◆ Work instruction
Reproduce all the data exactly, without pictures.

Data for analysis section start

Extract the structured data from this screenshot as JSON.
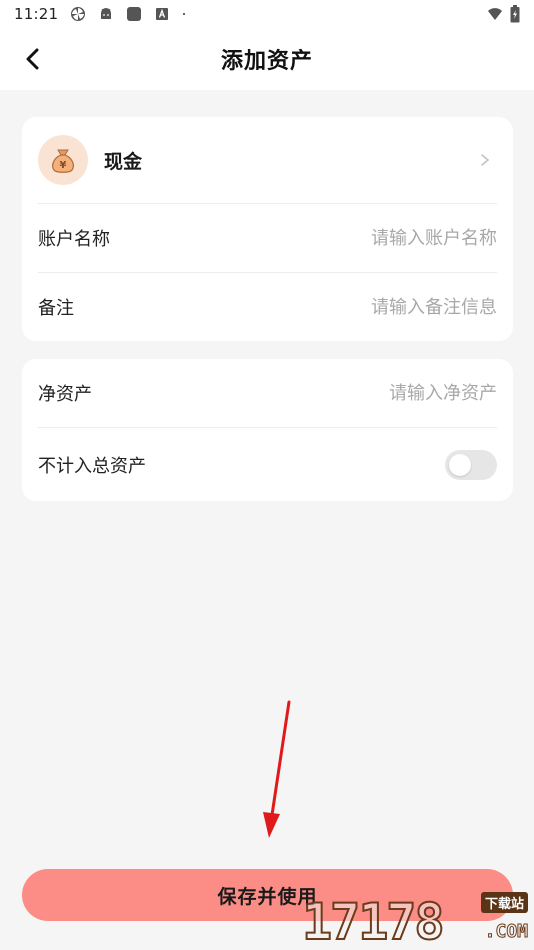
{
  "status_bar": {
    "time": "11:21",
    "left_icons": [
      "pinwheel-icon",
      "android-icon",
      "app-square-icon",
      "a-box-icon",
      "dot-icon"
    ],
    "right_icons": [
      "wifi-icon",
      "battery-icon"
    ]
  },
  "header": {
    "title": "添加资产",
    "back_icon": "chevron-left-icon"
  },
  "account_card": {
    "type": {
      "label": "现金",
      "icon": "money-bag-icon"
    },
    "name_row": {
      "label": "账户名称",
      "placeholder": "请输入账户名称",
      "value": ""
    },
    "note_row": {
      "label": "备注",
      "placeholder": "请输入备注信息",
      "value": ""
    }
  },
  "asset_card": {
    "net_row": {
      "label": "净资产",
      "placeholder": "请输入净资产",
      "value": ""
    },
    "exclude_row": {
      "label": "不计入总资产",
      "toggle_on": false
    }
  },
  "save_button": {
    "label": "保存并使用"
  },
  "watermark": {
    "digits": "17178",
    "badge": "下载站",
    "suffix": ".COM"
  },
  "colors": {
    "background": "#f5f5f5",
    "card": "#ffffff",
    "accent_button": "#fc8c86",
    "placeholder": "#a8a8a8",
    "toggle_off": "#e6e6e6",
    "annotation_arrow": "#e01a1a"
  }
}
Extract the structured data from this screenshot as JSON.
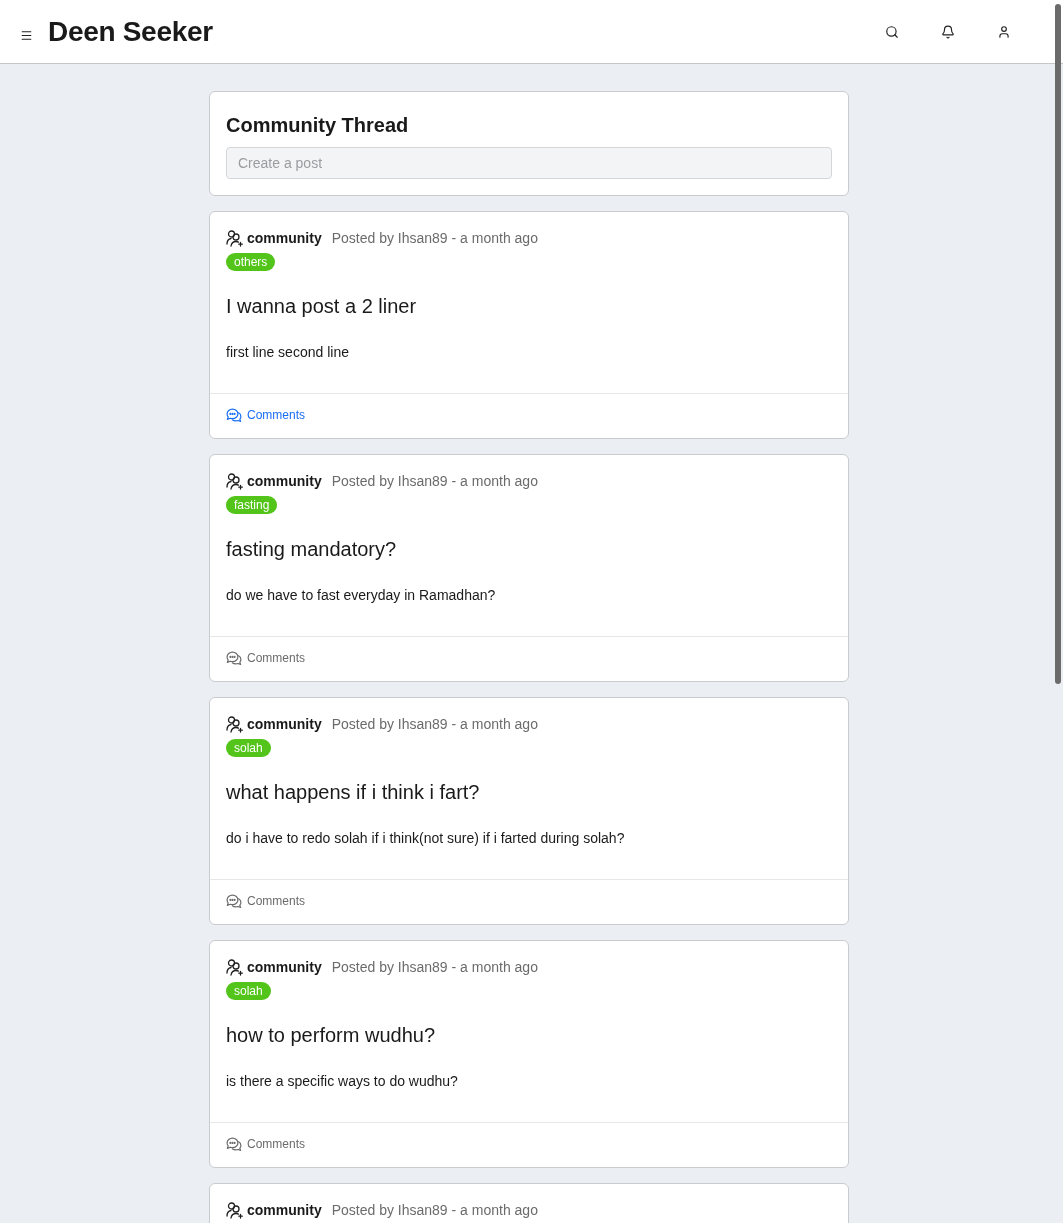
{
  "header": {
    "title": "Deen Seeker"
  },
  "composer": {
    "title": "Community Thread",
    "placeholder": "Create a post"
  },
  "posts": [
    {
      "community": "community",
      "meta": "Posted by Ihsan89 - a month ago",
      "tag": "others",
      "title": "I wanna post a 2 liner",
      "body": "first line second line",
      "comments": {
        "label": "Comments",
        "active": true
      }
    },
    {
      "community": "community",
      "meta": "Posted by Ihsan89 - a month ago",
      "tag": "fasting",
      "title": "fasting mandatory?",
      "body": "do we have to fast everyday in Ramadhan?",
      "comments": {
        "label": "Comments",
        "active": false
      }
    },
    {
      "community": "community",
      "meta": "Posted by Ihsan89 - a month ago",
      "tag": "solah",
      "title": "what happens if i think i fart?",
      "body": "do i have to redo solah if i think(not sure) if i farted during solah?",
      "comments": {
        "label": "Comments",
        "active": false
      }
    },
    {
      "community": "community",
      "meta": "Posted by Ihsan89 - a month ago",
      "tag": "solah",
      "title": "how to perform wudhu?",
      "body": "is there a specific ways to do wudhu?",
      "comments": {
        "label": "Comments",
        "active": false
      }
    },
    {
      "community": "community",
      "meta": "Posted by Ihsan89 - a month ago"
    }
  ]
}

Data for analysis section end

◆ Written answer
Extract the structured data from this screenshot as JSON.
{
  "status_bar": {
    "time": "11:21",
    "left_icons": [
      "pinwheel-icon",
      "android-icon",
      "app-square-icon",
      "a-box-icon",
      "dot-icon"
    ],
    "right_icons": [
      "wifi-icon",
      "battery-icon"
    ]
  },
  "header": {
    "title": "添加资产",
    "back_icon": "chevron-left-icon"
  },
  "account_card": {
    "type": {
      "label": "现金",
      "icon": "money-bag-icon"
    },
    "name_row": {
      "label": "账户名称",
      "placeholder": "请输入账户名称",
      "value": ""
    },
    "note_row": {
      "label": "备注",
      "placeholder": "请输入备注信息",
      "value": ""
    }
  },
  "asset_card": {
    "net_row": {
      "label": "净资产",
      "placeholder": "请输入净资产",
      "value": ""
    },
    "exclude_row": {
      "label": "不计入总资产",
      "toggle_on": false
    }
  },
  "save_button": {
    "label": "保存并使用"
  },
  "watermark": {
    "digits": "17178",
    "badge": "下载站",
    "suffix": ".COM"
  },
  "colors": {
    "background": "#f5f5f5",
    "card": "#ffffff",
    "accent_button": "#fc8c86",
    "placeholder": "#a8a8a8",
    "toggle_off": "#e6e6e6",
    "annotation_arrow": "#e01a1a"
  }
}
Extract the structured data from this screenshot as JSON.
{
  "header": {
    "title": "Deen Seeker"
  },
  "composer": {
    "title": "Community Thread",
    "placeholder": "Create a post"
  },
  "posts": [
    {
      "community": "community",
      "meta": "Posted by Ihsan89 - a month ago",
      "tag": "others",
      "title": "I wanna post a 2 liner",
      "body": "first line second line",
      "comments": {
        "label": "Comments",
        "active": true
      }
    },
    {
      "community": "community",
      "meta": "Posted by Ihsan89 - a month ago",
      "tag": "fasting",
      "title": "fasting mandatory?",
      "body": "do we have to fast everyday in Ramadhan?",
      "comments": {
        "label": "Comments",
        "active": false
      }
    },
    {
      "community": "community",
      "meta": "Posted by Ihsan89 - a month ago",
      "tag": "solah",
      "title": "what happens if i think i fart?",
      "body": "do i have to redo solah if i think(not sure) if i farted during solah?",
      "comments": {
        "label": "Comments",
        "active": false
      }
    },
    {
      "community": "community",
      "meta": "Posted by Ihsan89 - a month ago",
      "tag": "solah",
      "title": "how to perform wudhu?",
      "body": "is there a specific ways to do wudhu?",
      "comments": {
        "label": "Comments",
        "active": false
      }
    },
    {
      "community": "community",
      "meta": "Posted by Ihsan89 - a month ago"
    }
  ]
}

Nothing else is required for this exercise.